“Studying at Toi Rauwhārangi gave me the grounding I needed in order to process and understand my teenage experiences in the music industry. Rather than getting stuck in a cycle of constant volunteering-for-exposure like so many people looking to break through, Massey helped me to channel my previous industry experiences in a direct way, and figure out which facet of the industry would suit me best.
“Being able to seek advice from industry professionals of such a high caliber gave me such unique insight into the industry overall; it was lovely to have a network of professionals who’ve gone through the industry themselves there to support you, who can provide a realistic approach to the industry they’re teaching.
“Thanks in no small part to this course, I am now the Programme Director at Radioactive.FM, Wellington’s stalwart alternative community radio station; I have also workshopped my third-year project into the Student Radio Network’s first show entirely featuring high-school aged hosts, ‘High Frequency’, which Massey’s Toi Rauwhārangi is now sponsoring!”
Study musicianship and performance using your instrument or musical interface of choice.
Explore digital production and composition techniques.
Improve your song-writing and composition, and learn essential recording production methods.
Work in groups in an environment that encourages creative risk-taking.
Music Practice major
“The degree taught me about collaboration and finding yourself in musical spaces that are unfamiliar.
“I was studying musicology at another university and I realised that I didn’t want to just write about music.
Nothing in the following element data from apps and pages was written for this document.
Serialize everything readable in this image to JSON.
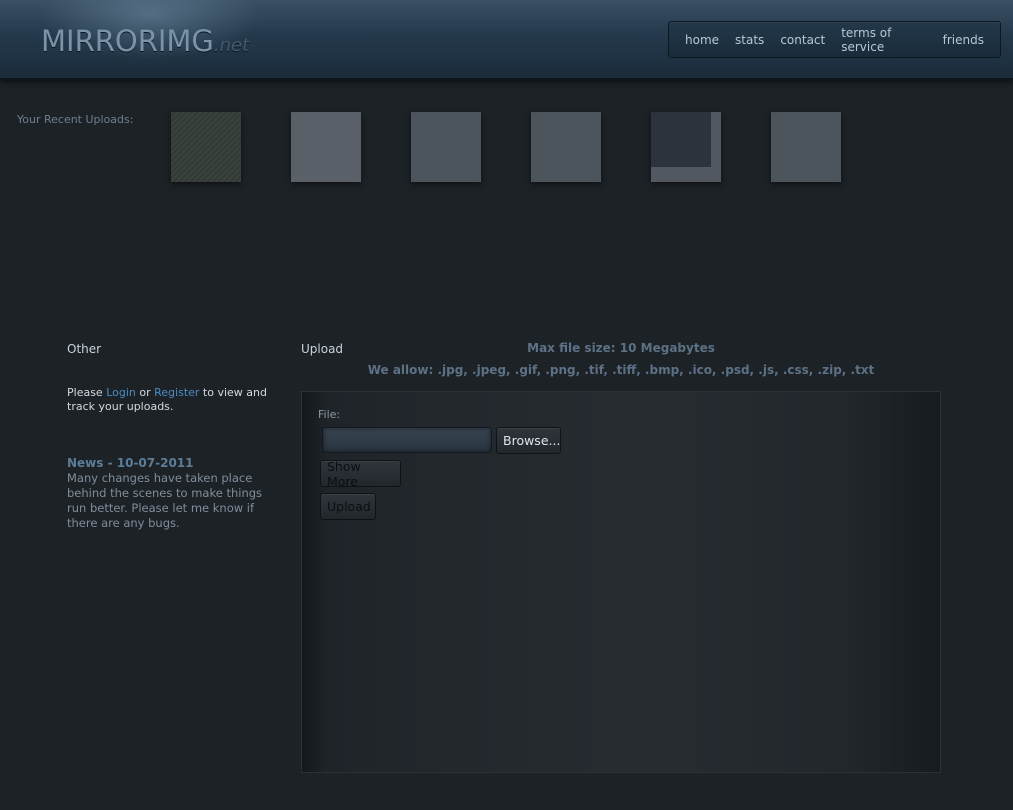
{
  "header": {
    "logo_main": "MIRRORIMG",
    "logo_tld": ".net",
    "nav": [
      "home",
      "stats",
      "contact",
      "terms of service",
      "friends"
    ]
  },
  "recent": {
    "label": "Your Recent Uploads:"
  },
  "sidebar": {
    "heading": "Other",
    "login_prefix": "Please ",
    "login_link": "Login",
    "login_or": " or ",
    "register_link": "Register",
    "login_suffix": " to view and track your uploads.",
    "news_title": "News - 10-07-2011",
    "news_body": "Many changes have taken place behind the scenes to make things run better. Please let me know if there are any bugs."
  },
  "upload": {
    "heading": "Upload",
    "max_size": "Max file size: 10 Megabytes",
    "allowed": "We allow: .jpg, .jpeg, .gif, .png, .tif, .tiff, .bmp, .ico, .psd, .js, .css, .zip, .txt",
    "file_label": "File:",
    "browse_label": "Browse...",
    "show_more_label": "Show More",
    "upload_label": "Upload"
  },
  "colors": {
    "background": "#1d2227",
    "link": "#4b8bc2",
    "header": "#24394c"
  }
}
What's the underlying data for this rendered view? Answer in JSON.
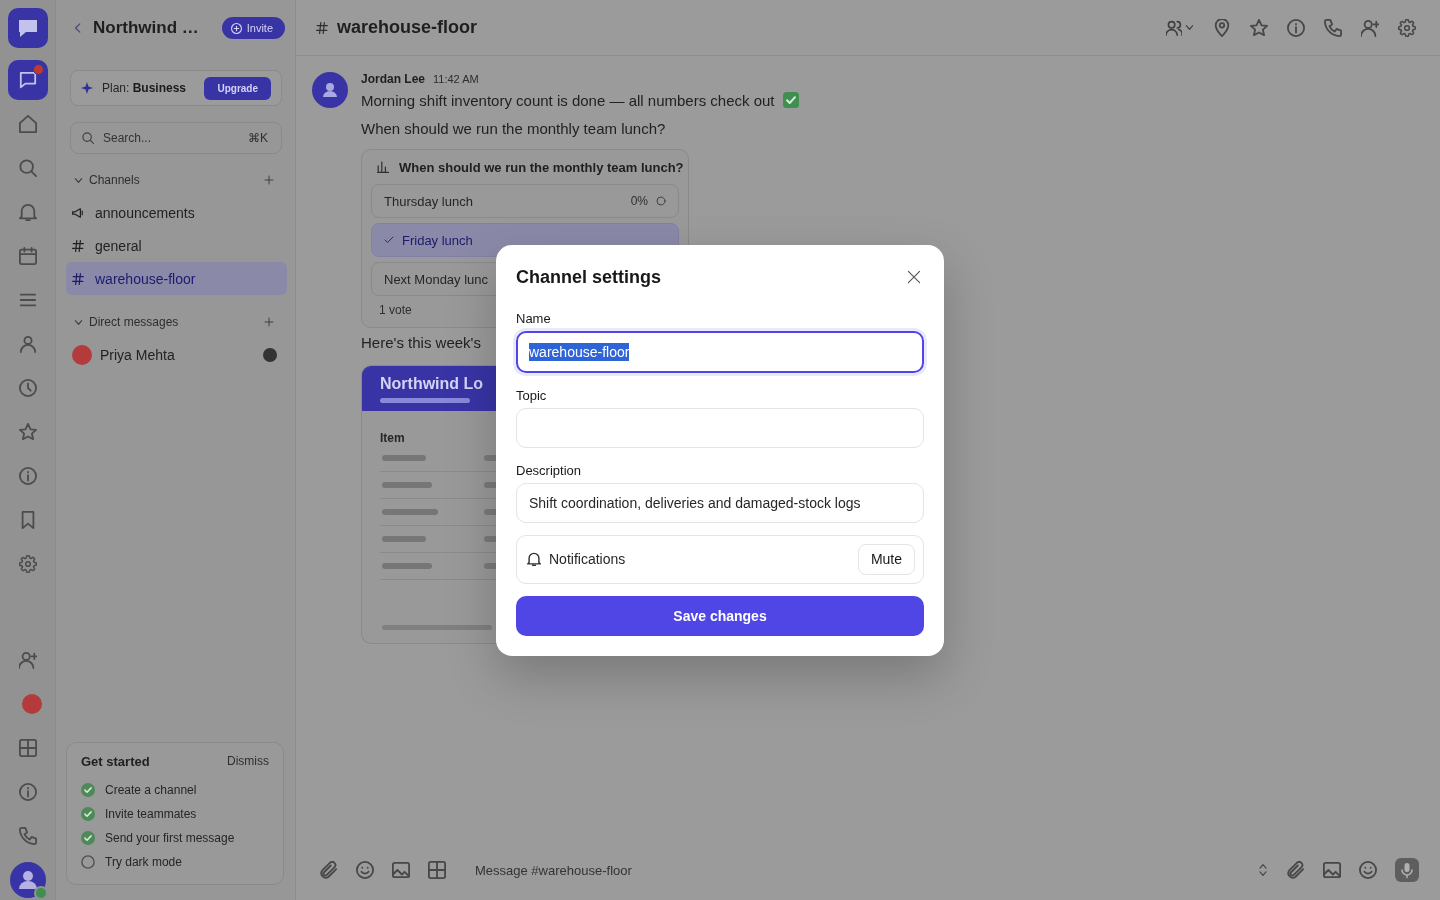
{
  "rail": {
    "items": [
      {
        "kind": "nav",
        "selected": true,
        "badge": true
      },
      {
        "kind": "nav",
        "selected": false,
        "badge": false
      },
      {
        "kind": "nav",
        "selected": false,
        "badge": false
      },
      {
        "kind": "nav",
        "selected": false,
        "badge": false
      },
      {
        "kind": "nav",
        "selected": false,
        "badge": false
      },
      {
        "kind": "nav",
        "selected": false,
        "badge": false
      },
      {
        "kind": "nav",
        "selected": false,
        "badge": false
      },
      {
        "kind": "nav",
        "selected": false,
        "badge": false
      },
      {
        "kind": "nav",
        "selected": false,
        "badge": false
      },
      {
        "kind": "nav",
        "selected": false,
        "badge": false
      },
      {
        "kind": "nav",
        "selected": false,
        "badge": false
      },
      {
        "kind": "nav",
        "selected": false,
        "badge": false
      }
    ],
    "bottom": [
      {
        "kind": "nav",
        "selected": false
      },
      {
        "kind": "avatar",
        "selected": false
      },
      {
        "kind": "nav",
        "selected": false
      },
      {
        "kind": "nav",
        "selected": false
      },
      {
        "kind": "nav",
        "selected": false
      }
    ],
    "user": {
      "online": true
    }
  },
  "sidebar": {
    "workspace": "Northwind …",
    "invite": "Invite",
    "plan": {
      "text": "Plan: **Business**",
      "action": "Upgrade"
    },
    "search": {
      "placeholder": "Search...",
      "shortcut": "⌘K"
    },
    "sections": [
      {
        "title": "Channels",
        "expanded": true,
        "items": [
          {
            "kind": "announcement",
            "label": "announcements",
            "selected": false,
            "unread": false
          },
          {
            "kind": "channel",
            "label": "general",
            "selected": false,
            "unread": false
          },
          {
            "kind": "channel",
            "label": "warehouse-floor",
            "selected": true,
            "unread": false
          }
        ]
      },
      {
        "title": "Direct messages",
        "expanded": true,
        "items": [
          {
            "kind": "dm",
            "label": "Priya Mehta",
            "selected": false,
            "unread": true
          }
        ]
      }
    ],
    "checklist": {
      "title": "Get started",
      "dismiss": "Dismiss",
      "items": [
        {
          "label": "Create a channel",
          "done": true
        },
        {
          "label": "Invite teammates",
          "done": true
        },
        {
          "label": "Send your first message",
          "done": true
        },
        {
          "label": "Try dark mode",
          "done": false
        }
      ]
    }
  },
  "channel": {
    "name": "warehouse-floor"
  },
  "messages": [
    {
      "author": "Jordan Lee",
      "time": "11:42 AM",
      "blocks": [
        {
          "kind": "text",
          "text": "Morning shift inventory count is done — all numbers check out",
          "emoji": true
        },
        {
          "kind": "text",
          "text": "When should we run the monthly team lunch?",
          "emoji": false
        },
        {
          "kind": "poll",
          "question": "When should we run the monthly team lunch?",
          "options": [
            {
              "label": "Thursday lunch",
              "percent": "0%",
              "selected": false
            },
            {
              "label": "Friday lunch",
              "selected": true
            },
            {
              "label": "Next Monday lunc",
              "selected": false
            }
          ],
          "votes": "1 vote"
        },
        {
          "kind": "text",
          "text": "Here's this week's",
          "emoji": false
        },
        {
          "kind": "report",
          "title": "Northwind Lo",
          "columns": [
            "Item"
          ]
        }
      ]
    }
  ],
  "composer": {
    "placeholder": "Message #warehouse-floor"
  },
  "dialog": {
    "title": "Channel settings",
    "fields": [
      {
        "label": "Name",
        "value": "warehouse-floor",
        "focused": true,
        "text_selected": true
      },
      {
        "label": "Topic",
        "focused": false
      },
      {
        "label": "Description",
        "value": "Shift coordination, deliveries and damaged-stock logs",
        "focused": false,
        "text_selected": false
      }
    ],
    "notifications": {
      "label": "Notifications",
      "action": "Mute"
    },
    "submit": "Save changes"
  }
}
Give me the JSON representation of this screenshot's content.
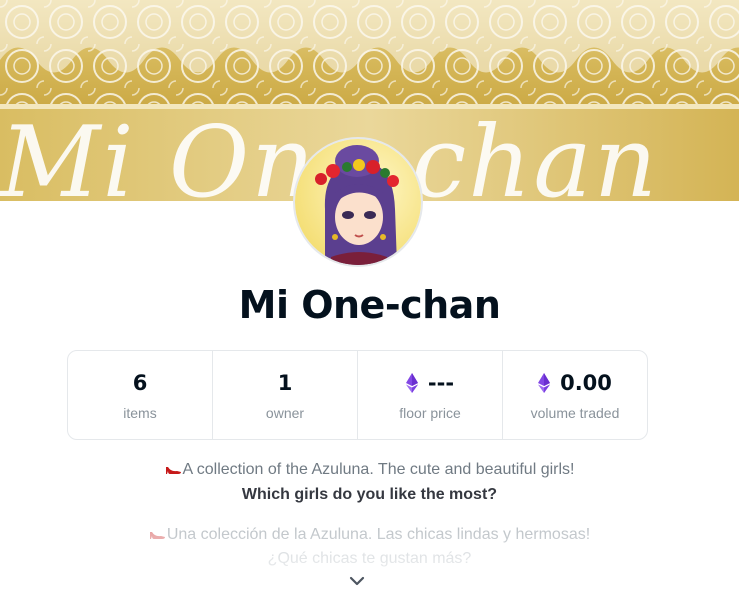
{
  "banner": {
    "script_text": "Mi One-chan"
  },
  "collection": {
    "name": "Mi One-chan"
  },
  "stats": [
    {
      "value": "6",
      "label": "items",
      "eth": false
    },
    {
      "value": "1",
      "label": "owner",
      "eth": false
    },
    {
      "value": "---",
      "label": "floor price",
      "eth": true
    },
    {
      "value": "0.00",
      "label": "volume traded",
      "eth": true
    }
  ],
  "description": {
    "line1": "A collection of the Azuluna. The cute and beautiful girls!",
    "line2": "Which girls do you like the most?",
    "line3": "Una colección de la Azuluna. Las chicas lindas y hermosas!",
    "line4": "¿Qué chicas te gustan más?"
  },
  "icons": {
    "eth": "ethereum-icon",
    "shoe": "high-heel-icon",
    "expand": "chevron-down-icon"
  },
  "colors": {
    "eth_purple": "#8247e5",
    "gold": "#d8b95a",
    "title": "#04111d",
    "muted": "#8a939b"
  }
}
I wanted to make it too.
“As soon as I realised that I could sing, I just decided that I was going to make music my career without a Plan B.”
Drive change and disruption in the music industry.
Use world-class recording and production studios and custom-designed technology labs.
Collaborate with other music students and respond to industry needs.
Learn hardware and software development (including programming, coding and electronics).
Explore the world of sound engineering. Operate industry-standard large consoles and the latest digital recording and editing technologies.
Develop live light and sound skills so you've got all aspects of live events in venues covered.
Music Technology major
Graduated in 2018
“I have always been musical and from an early age I’ve known that I wanted to have a career in the music industry.
“At high school I was in bands playing drums, guitar and keyboard, now I am much more into electronic music rather than traditional instruments.
“Music technology is more than just building instruments and pedals. For me it's experimenting and creating cutting-edge technologies that allow us to do more as creatives and musicians.”
Music Industry—Open entry.
Music Practice—You'll need to attend an audition as part of your application.
Music Technology—Open entry.
From July–December we hold consultations for Industry and Technology applicants to help make sure it's the right programme for you. These are optional.
You'll need to have achieved at least a B average in the Bachelor of Commercial Music or an equivalent degree.
Selected entry—you'll need to submit a portfolio of your creative work, and a written expression of interest. Attend a consultation with the MCE coordinator to discuss your project before you apply.
Find out more about entry to the MCE.
Associate professor Oli Wilson is a musician, educator, and widely published researcher of popular music.
Dr Wilson’s main area of research concerns the impact new digital and communication technologies have on music culture in indigenous communities. He has undertaken extensive research on the recording industry in Papua New Guinea, and has published on New Zealand and Australian popular music.
Oli is also a music practitioner having performed, co-written or produced several NZ-charting singles and albums. He currently plays keyboards in one of New Zealand’s most internationally high-profile group The Chills, and regularly performs internationally.
Turn your talents into a lifelong creative career.Register your interest